The map can be broken down by individual wind farms to show site capacity, operator, number of turbines, current wind speed and electricity generation output from all 27 offshore wind farms in the UK, which comprise nearly 1500 individual turbines.
Teesside-based EnAppSys was responsible for sourcing and bringing together comprehensive wind energy data from around the country to enable the map to be updated every hour.
The map also displays previous monthly and yearly wind power generation output data and compares the generation forecast to other energy generation sources such as coal, gas and nuclear.
The Crown Estate plays a role in the development of the offshore wind sector through its active asset management of the UK seabed to unlock value, including awarding leases for construction of wind farms and encouraging industry cooperation to share best practice, boost performance and bring down costs.
Phil Hewitt, Director of EnAppSys, said: “The opportunity to work with The Crown Estate on the offshore wind map was a really interesting project for us. We have provided them with data for some time to help them forecast revenues but this project has now got our data and services in the public domain which is exciting.
“Getting useful data on the operation of all the facets of the offshore fleet required accessing different sources; forecasts, energy market notifications and metering data.
“Combining these sources to provide a snapshot of information that members of the general public can understand was a challenge, but we hope the end result will help inform the debate on the usefulness of wind power.”
Huub den Rooijen, director of energy at the Crown Estate, said: “The UK has more offshore wind turbines installed than the rest of the world put together. It remains the most attractive country to invest in globally, but its success as a UK infrastructure story is not well known.
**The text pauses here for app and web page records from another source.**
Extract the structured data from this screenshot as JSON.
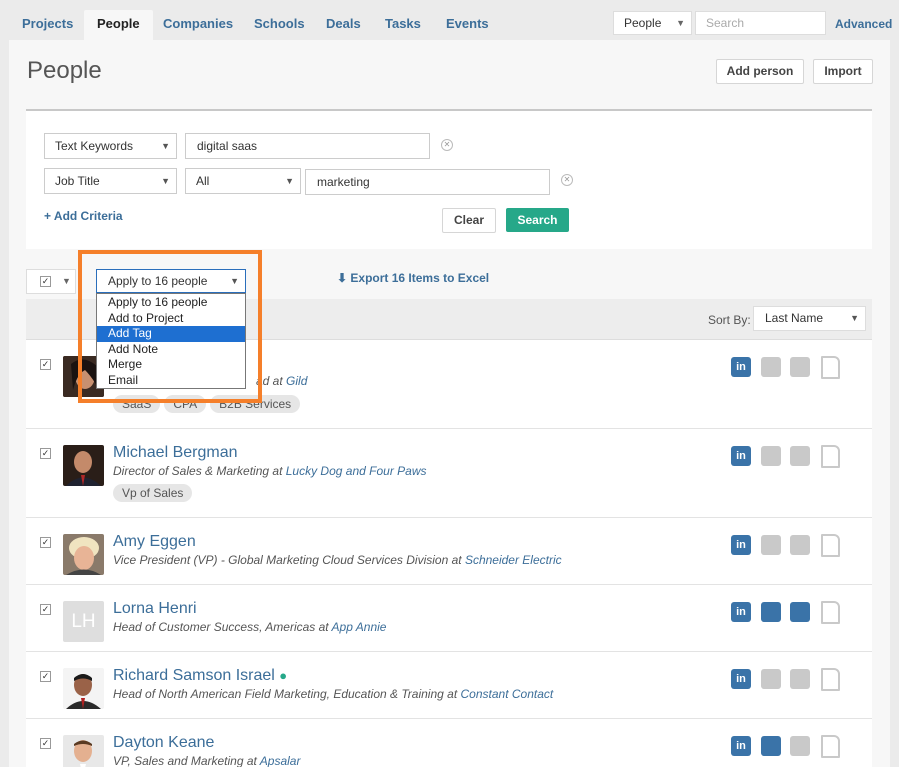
{
  "nav": {
    "tabs": [
      "Projects",
      "People",
      "Companies",
      "Schools",
      "Deals",
      "Tasks",
      "Events"
    ],
    "active_tab": "People",
    "search_scope": "People",
    "search_placeholder": "Search",
    "advanced_label": "Advanced"
  },
  "page": {
    "title": "People",
    "add_person_label": "Add person",
    "import_label": "Import"
  },
  "criteria": {
    "row1": {
      "field": "Text Keywords",
      "value": "digital saas"
    },
    "row2": {
      "field": "Job Title",
      "operator": "All",
      "value": "marketing"
    },
    "add_label": "+ Add Criteria",
    "clear_label": "Clear",
    "search_label": "Search"
  },
  "bulk": {
    "apply_label": "Apply to 16 people",
    "options": [
      "Apply to 16 people",
      "Add to Project",
      "Add Tag",
      "Add Note",
      "Merge",
      "Email"
    ],
    "highlighted_option": "Add Tag",
    "export_label": "Export 16 Items to Excel"
  },
  "sort": {
    "label": "Sort By:",
    "value": "Last Name"
  },
  "people": [
    {
      "name": "",
      "title_partial": "ad at",
      "company": "Gild",
      "tags": [
        "SaaS",
        "CPA",
        "B2B Services"
      ],
      "checked": true,
      "email": false,
      "phone": false
    },
    {
      "name": "Michael Bergman",
      "title": "Director of Sales & Marketing at",
      "company": "Lucky Dog and Four Paws",
      "tags": [
        "Vp of Sales"
      ],
      "checked": true,
      "email": false,
      "phone": false
    },
    {
      "name": "Amy Eggen",
      "title": "Vice President (VP) - Global Marketing Cloud Services Division at",
      "company": "Schneider Electric",
      "tags": [],
      "checked": true,
      "email": false,
      "phone": false
    },
    {
      "name": "Lorna Henri",
      "initials": "LH",
      "title": "Head of Customer Success, Americas at",
      "company": "App Annie",
      "tags": [],
      "checked": true,
      "email": true,
      "phone": true
    },
    {
      "name": "Richard Samson Israel",
      "title": "Head of North American Field Marketing, Education & Training at",
      "company": "Constant Contact",
      "tags": [],
      "checked": true,
      "email": false,
      "phone": false
    },
    {
      "name": "Dayton Keane",
      "title": "VP, Sales and Marketing at",
      "company": "Apsalar",
      "tags": [],
      "checked": true,
      "email": true,
      "phone": false
    }
  ],
  "colors": {
    "link": "#3c6e99",
    "accent_green": "#26a889",
    "highlight_orange": "#f57f2a",
    "selection_blue": "#1e6fd1"
  }
}
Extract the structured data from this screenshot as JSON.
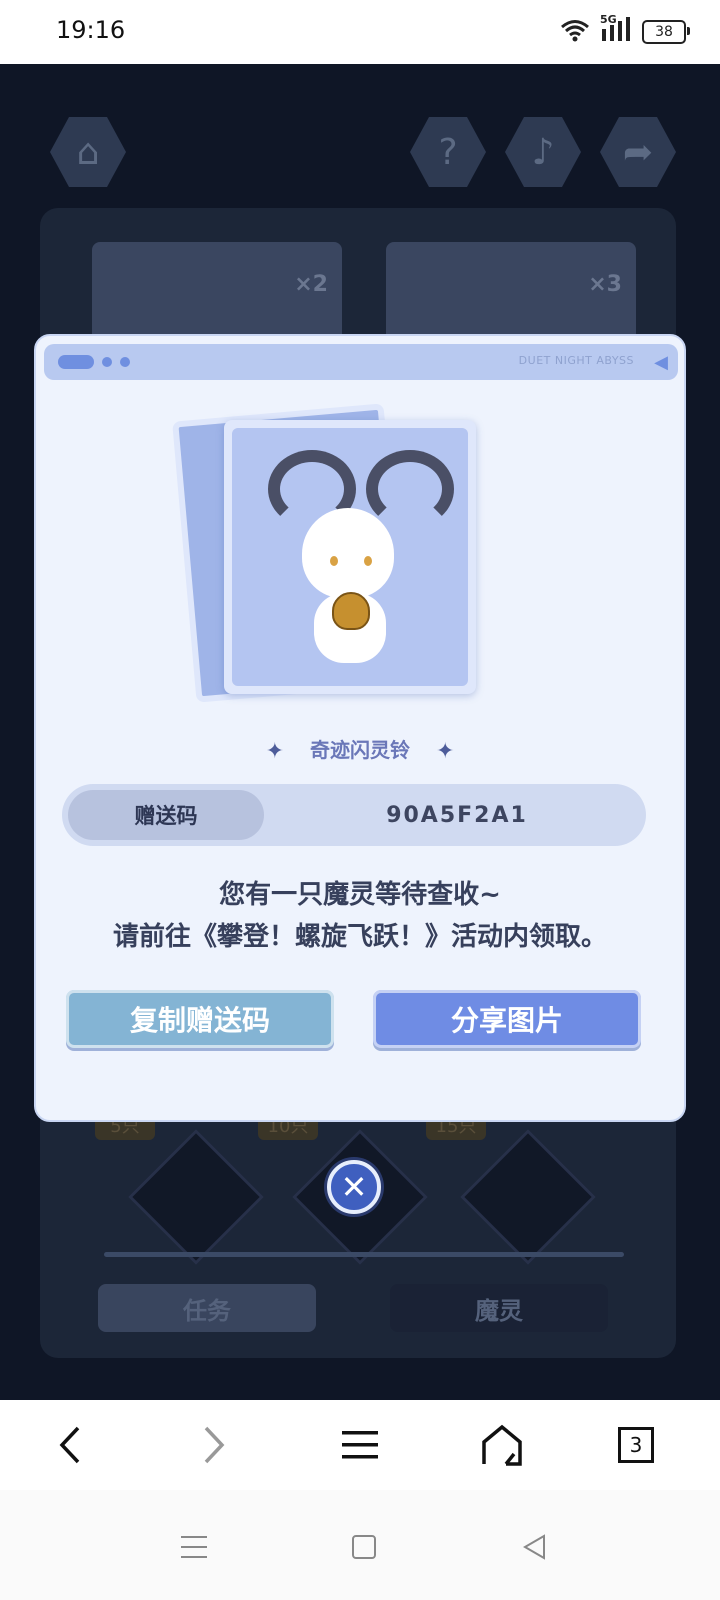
{
  "status_bar": {
    "time": "19:16",
    "network": "5G",
    "battery": "38"
  },
  "dialog": {
    "header_text": "DUET NIGHT ABYSS",
    "item_name": "奇迹闪灵铃",
    "code_label": "赠送码",
    "code_value": "90A5F2A1",
    "message_line1": "您有一只魔灵等待查收~",
    "message_line2": "请前往《攀登！螺旋飞跃！》活动内领取。",
    "copy_button": "复制赠送码",
    "share_button": "分享图片"
  },
  "background": {
    "badges": [
      "5只",
      "10只",
      "15只"
    ],
    "card_counts": [
      "×2",
      "×3"
    ],
    "tab_tasks": "任务",
    "tab_spirits": "魔灵"
  },
  "browser_nav": {
    "tabs_count": "3"
  }
}
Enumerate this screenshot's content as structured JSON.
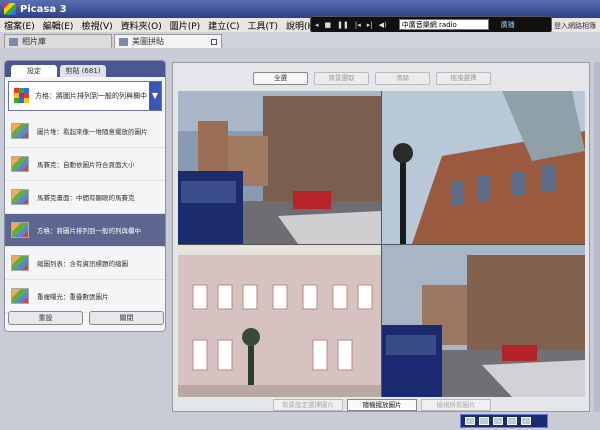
{
  "window": {
    "title": "Picasa 3"
  },
  "menu": [
    "檔案(E)",
    "編輯(E)",
    "檢視(V)",
    "資料夾(O)",
    "圖片(P)",
    "建立(C)",
    "工具(T)",
    "說明(H)"
  ],
  "media_bar": {
    "prev": "◂",
    "stop": "■",
    "pause": "❚❚",
    "back": "|◂",
    "fwd": "▸|",
    "vol": "◀)",
    "station": "中廣音樂網 radio",
    "go": "廣播"
  },
  "login_link": "登入網路相簿",
  "tabs": [
    {
      "label": "相片庫"
    },
    {
      "label": "美圖拼貼"
    }
  ],
  "sidebar": {
    "tabs": [
      "設定",
      "剪貼 (681)"
    ],
    "selected_layout": "方格：將圖片排列到一般的列與欄中",
    "items": [
      {
        "label": "圖片堆：看起來像一堆隨意擺放的圖片"
      },
      {
        "label": "馬賽克：自動依圖片符合頁面大小"
      },
      {
        "label": "馬賽克畫面：中間有顯眼的馬賽克"
      },
      {
        "label": "方格：將圖片排列到一般的列與欄中"
      },
      {
        "label": "縮圖列表：含有資訊標題的縮圖"
      },
      {
        "label": "重複曝光：重疊數張圖片"
      }
    ],
    "btn_reset": "重設",
    "btn_close": "關閉"
  },
  "main": {
    "top_buttons": [
      "全選",
      "背景選取",
      "清除",
      "拖曳選擇"
    ],
    "bottom_buttons": [
      "背景設定選擇圖片",
      "隨機擺放圖片",
      "檢視所有圖片"
    ]
  },
  "colors": {
    "title_bar": "#2f3f86",
    "selection": "#5d668f"
  }
}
“We hope this map will inspire greater understanding of this sector, which is on course to meet 10% of the UK’s electricity demand by 2020 and is already making a significant contribution to a secure, low carbon energy mix for the UK.”
The interactive map can be found at: